Data about app and page elements
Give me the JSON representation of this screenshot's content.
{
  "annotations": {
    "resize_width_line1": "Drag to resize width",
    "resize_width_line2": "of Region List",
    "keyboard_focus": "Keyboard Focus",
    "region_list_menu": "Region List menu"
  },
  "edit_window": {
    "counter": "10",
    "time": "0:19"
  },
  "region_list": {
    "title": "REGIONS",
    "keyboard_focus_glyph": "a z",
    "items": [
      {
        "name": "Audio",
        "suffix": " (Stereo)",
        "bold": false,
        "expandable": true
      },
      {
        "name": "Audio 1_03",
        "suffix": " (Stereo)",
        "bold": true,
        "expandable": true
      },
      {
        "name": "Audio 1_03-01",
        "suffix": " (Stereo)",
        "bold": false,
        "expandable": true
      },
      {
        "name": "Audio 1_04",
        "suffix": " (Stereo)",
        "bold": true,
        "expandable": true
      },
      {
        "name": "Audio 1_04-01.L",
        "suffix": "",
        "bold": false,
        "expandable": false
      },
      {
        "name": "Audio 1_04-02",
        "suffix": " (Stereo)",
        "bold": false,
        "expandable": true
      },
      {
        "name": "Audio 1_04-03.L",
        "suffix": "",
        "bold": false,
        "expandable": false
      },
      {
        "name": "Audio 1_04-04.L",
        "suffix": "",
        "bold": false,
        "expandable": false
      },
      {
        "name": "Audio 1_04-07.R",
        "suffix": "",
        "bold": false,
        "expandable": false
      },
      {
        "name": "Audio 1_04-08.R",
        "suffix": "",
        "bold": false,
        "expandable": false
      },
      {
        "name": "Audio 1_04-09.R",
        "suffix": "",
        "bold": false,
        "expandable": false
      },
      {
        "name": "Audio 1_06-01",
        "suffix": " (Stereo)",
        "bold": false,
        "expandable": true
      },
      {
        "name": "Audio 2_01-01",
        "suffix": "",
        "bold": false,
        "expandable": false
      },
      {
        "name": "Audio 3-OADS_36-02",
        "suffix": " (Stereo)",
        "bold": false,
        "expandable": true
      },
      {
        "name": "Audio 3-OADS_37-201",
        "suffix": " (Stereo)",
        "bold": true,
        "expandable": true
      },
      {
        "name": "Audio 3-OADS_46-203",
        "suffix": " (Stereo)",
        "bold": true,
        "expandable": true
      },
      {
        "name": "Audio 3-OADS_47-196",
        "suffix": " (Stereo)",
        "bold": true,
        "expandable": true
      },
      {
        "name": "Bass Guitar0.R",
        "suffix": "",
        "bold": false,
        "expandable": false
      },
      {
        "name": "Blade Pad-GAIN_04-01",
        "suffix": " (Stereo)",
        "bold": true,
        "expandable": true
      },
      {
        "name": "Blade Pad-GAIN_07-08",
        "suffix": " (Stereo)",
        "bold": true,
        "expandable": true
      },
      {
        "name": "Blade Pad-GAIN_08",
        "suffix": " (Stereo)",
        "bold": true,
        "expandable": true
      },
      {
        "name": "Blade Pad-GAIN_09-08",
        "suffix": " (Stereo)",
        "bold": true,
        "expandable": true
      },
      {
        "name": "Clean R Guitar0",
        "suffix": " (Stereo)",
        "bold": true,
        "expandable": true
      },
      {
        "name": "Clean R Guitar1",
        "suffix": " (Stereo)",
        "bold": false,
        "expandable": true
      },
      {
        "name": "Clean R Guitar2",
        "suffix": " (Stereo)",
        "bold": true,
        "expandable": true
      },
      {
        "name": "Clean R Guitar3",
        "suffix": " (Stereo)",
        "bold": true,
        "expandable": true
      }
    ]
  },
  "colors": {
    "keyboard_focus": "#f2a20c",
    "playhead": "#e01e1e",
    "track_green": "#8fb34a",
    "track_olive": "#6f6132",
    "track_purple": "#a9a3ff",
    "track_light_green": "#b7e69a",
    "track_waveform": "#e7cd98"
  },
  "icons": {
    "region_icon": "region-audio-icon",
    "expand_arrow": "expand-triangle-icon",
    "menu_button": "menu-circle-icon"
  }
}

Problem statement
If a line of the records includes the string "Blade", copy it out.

Completed task
        "name": "Blade Pad-GAIN_04-01",
        "name": "Blade Pad-GAIN_07-08",
        "name": "Blade Pad-GAIN_08",
        "name": "Blade Pad-GAIN_09-08",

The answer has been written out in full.